bzr viz is so nice
A year ago we switched from SVN to Bazaar for source code control. I started using source code control in 1989 with RCS after comparing it with SCCS. Then I duly moved to CVS and on to SVN. In retrospect, they all sucked pretty badly but each in turn was a big improvement and seemed great at the time.
The topic of source code control is a very complex one. There’s tons of debate online about the advantages of various packages. I don’t want to get into details, plus there are details that I don’t fully appreciate anyway. It really is complex – at least if you want to do anything even a little bit sophisticated, e.g., with multiple users working on multiple branches.

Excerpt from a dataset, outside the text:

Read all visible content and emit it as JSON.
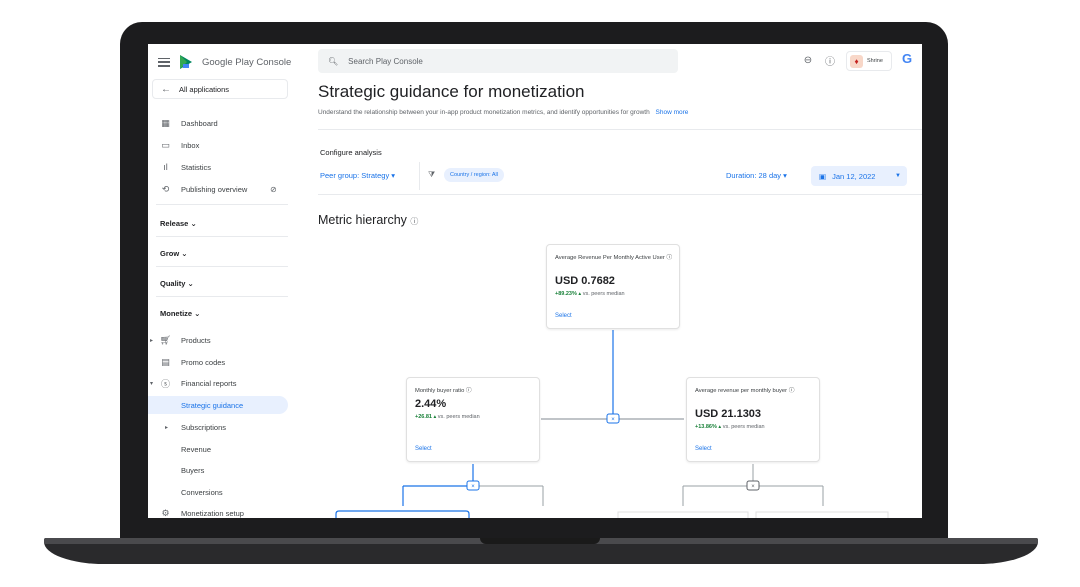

Anyway, we wanted to move away from SVN, which is cumbersome, too manual and heavyweight (at least in its handling of branches), and requires you to talk to a centralized server all the time. Plus it has no handling of directories or symbolic links, and you lose history in merging. There are other problems and annoyances too.
A distributed version control system seemed like the way to go.
We looked closely at Bazaar and Mercurial. I was prejudiced towards Mercurial. I liked its name, I liked the coolness of the Qwerty-symmetric
hg command, and above all I liked how lightweight and simple it is. We took a quick look at Git, but it looked like a bit of a hodge-podge and we’re Python fanboys, so we fairly quickly decided against it.
From what I’ve read, all of Bazaar, Mercurial and Git are excellent. It’s clear that they leave SVN for dead. When I run across open source projects, especially new projects, that are still using SVN I silently raise an inner eyebrow.
But like I said, I don’t want to get into details. What I do want to do is say that I really like a plugin for Bazaar called viz (aka vizualize). It’s in
bzr-gtk in case you use
You just type
bzr viz and it pops a glorious window with a visualization of your branching and merging history. The image above is just a fragment of the full window. The most recent activity is at the top, so as you look down the page you’re looking at older and older branches and merges. On the left you see the branch numbers. The vertical lines are the branches, the left-most being the trunk (in this case). You can see that the 2 right-most branches have no activity in the fragment shown.
If you want to take a look at more of the window, showing a different part of the tree, click on the following image.
Not only does Bazaar make branching really lightweight, it takes all the uncertainty out of the process (ever try merging branches in SVN, reading the log file to make sure you’ve got the right revision numbers before entering the extremely long command?). Plus you get full history when merging (and this is nicely displayed in the output of
bzr log) and with a tool like
bzr viz you can just see the history. Our tree has some much more complex sections, including one where Esteve had 25 branches going at the same time! And yes, they all got merged to trunk. Bazaar makes branching and merging so simple you just start to do it all the time, and it becomes very natural. Then you just merge whatever you like into whatever you like and gradually merge your way back into the trunk (after merging the trunk into your branch first to have a look at things). It’s great.
That’s it. No time for blogging. I’m waiting for someone to upload a patch so I can continue working. Meanwhile, lightweight distributed version control has really changed how we work. It’s much much better. If you’re still using SVN and haven’t checked out Bazaar or Mercurial (and there are several others), you really should.